Task material:

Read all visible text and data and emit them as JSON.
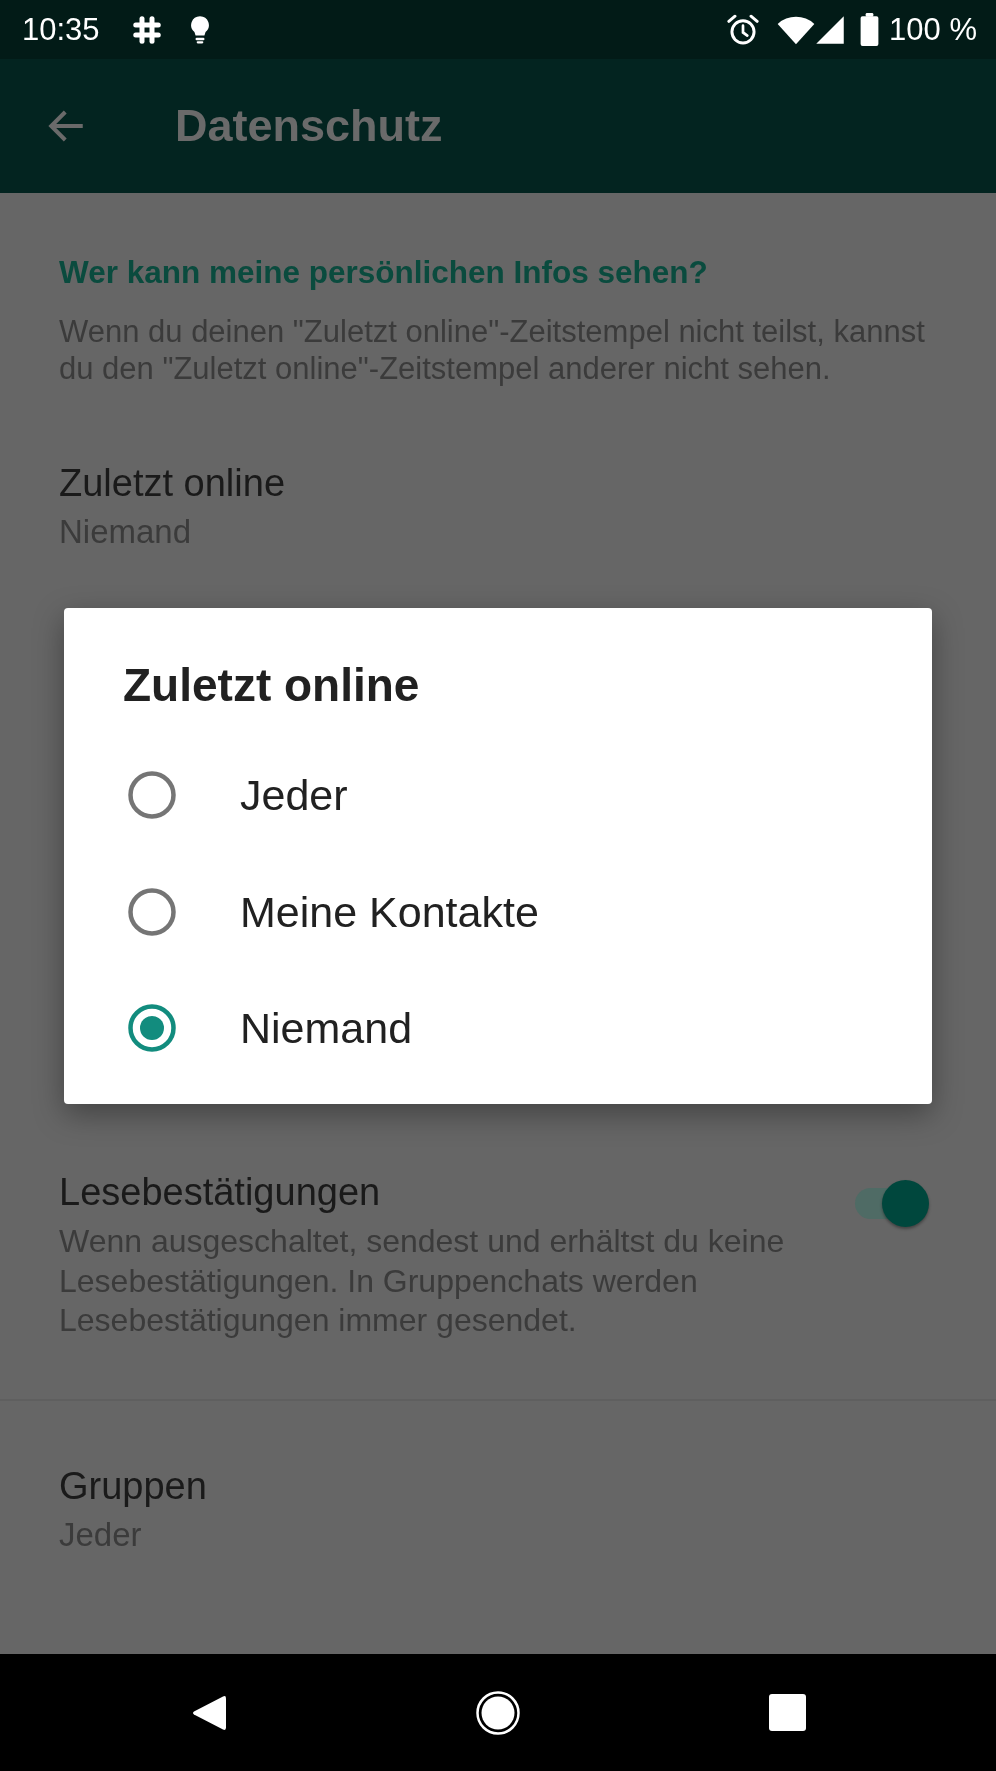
{
  "status_bar": {
    "time": "10:35",
    "battery": "100 %"
  },
  "app_bar": {
    "title": "Datenschutz"
  },
  "section": {
    "title": "Wer kann meine persönlichen Infos sehen?",
    "description": "Wenn du deinen \"Zuletzt online\"-Zeitstempel nicht teilst, kannst du den \"Zuletzt online\"-Zeitstempel anderer nicht sehen.",
    "rows": [
      {
        "title": "Zuletzt online",
        "value": "Niemand"
      }
    ]
  },
  "read_receipts": {
    "title": "Lesebestätigungen",
    "description": "Wenn ausgeschaltet, sendest und erhältst du keine Lesebestätigungen. In Gruppenchats werden Lesebestätigungen immer gesendet.",
    "on": true
  },
  "more_settings": [
    {
      "title": "Gruppen",
      "value": "Jeder"
    }
  ],
  "dialog": {
    "title": "Zuletzt online",
    "options": [
      {
        "label": "Jeder",
        "selected": false
      },
      {
        "label": "Meine Kontakte",
        "selected": false
      },
      {
        "label": "Niemand",
        "selected": true
      }
    ]
  }
}
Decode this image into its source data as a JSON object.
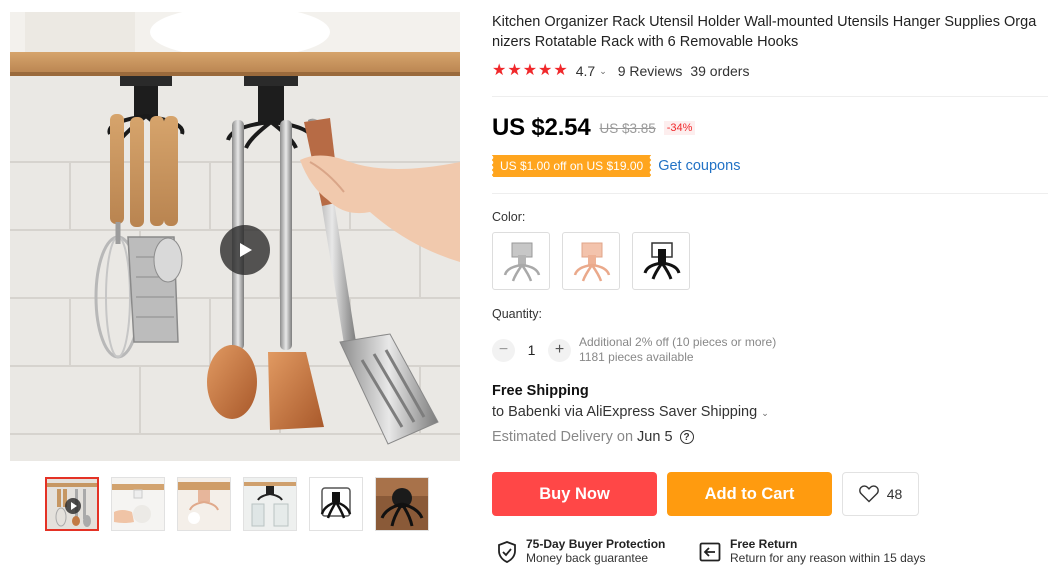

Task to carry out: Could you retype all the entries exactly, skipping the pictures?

Exercise output:
Read all visible text and data and emit them as JSON.
{
  "status_bar": {
    "time": "10:35",
    "battery": "100 %"
  },
  "app_bar": {
    "title": "Datenschutz"
  },
  "section": {
    "title": "Wer kann meine persönlichen Infos sehen?",
    "description": "Wenn du deinen \"Zuletzt online\"-Zeitstempel nicht teilst, kannst du den \"Zuletzt online\"-Zeitstempel anderer nicht sehen.",
    "rows": [
      {
        "title": "Zuletzt online",
        "value": "Niemand"
      }
    ]
  },
  "read_receipts": {
    "title": "Lesebestätigungen",
    "description": "Wenn ausgeschaltet, sendest und erhältst du keine Lesebestätigungen. In Gruppenchats werden Lesebestätigungen immer gesendet.",
    "on": true
  },
  "more_settings": [
    {
      "title": "Gruppen",
      "value": "Jeder"
    }
  ],
  "dialog": {
    "title": "Zuletzt online",
    "options": [
      {
        "label": "Jeder",
        "selected": false
      },
      {
        "label": "Meine Kontakte",
        "selected": false
      },
      {
        "label": "Niemand",
        "selected": true
      }
    ]
  }
}
Decode this image into its source data as a JSON object.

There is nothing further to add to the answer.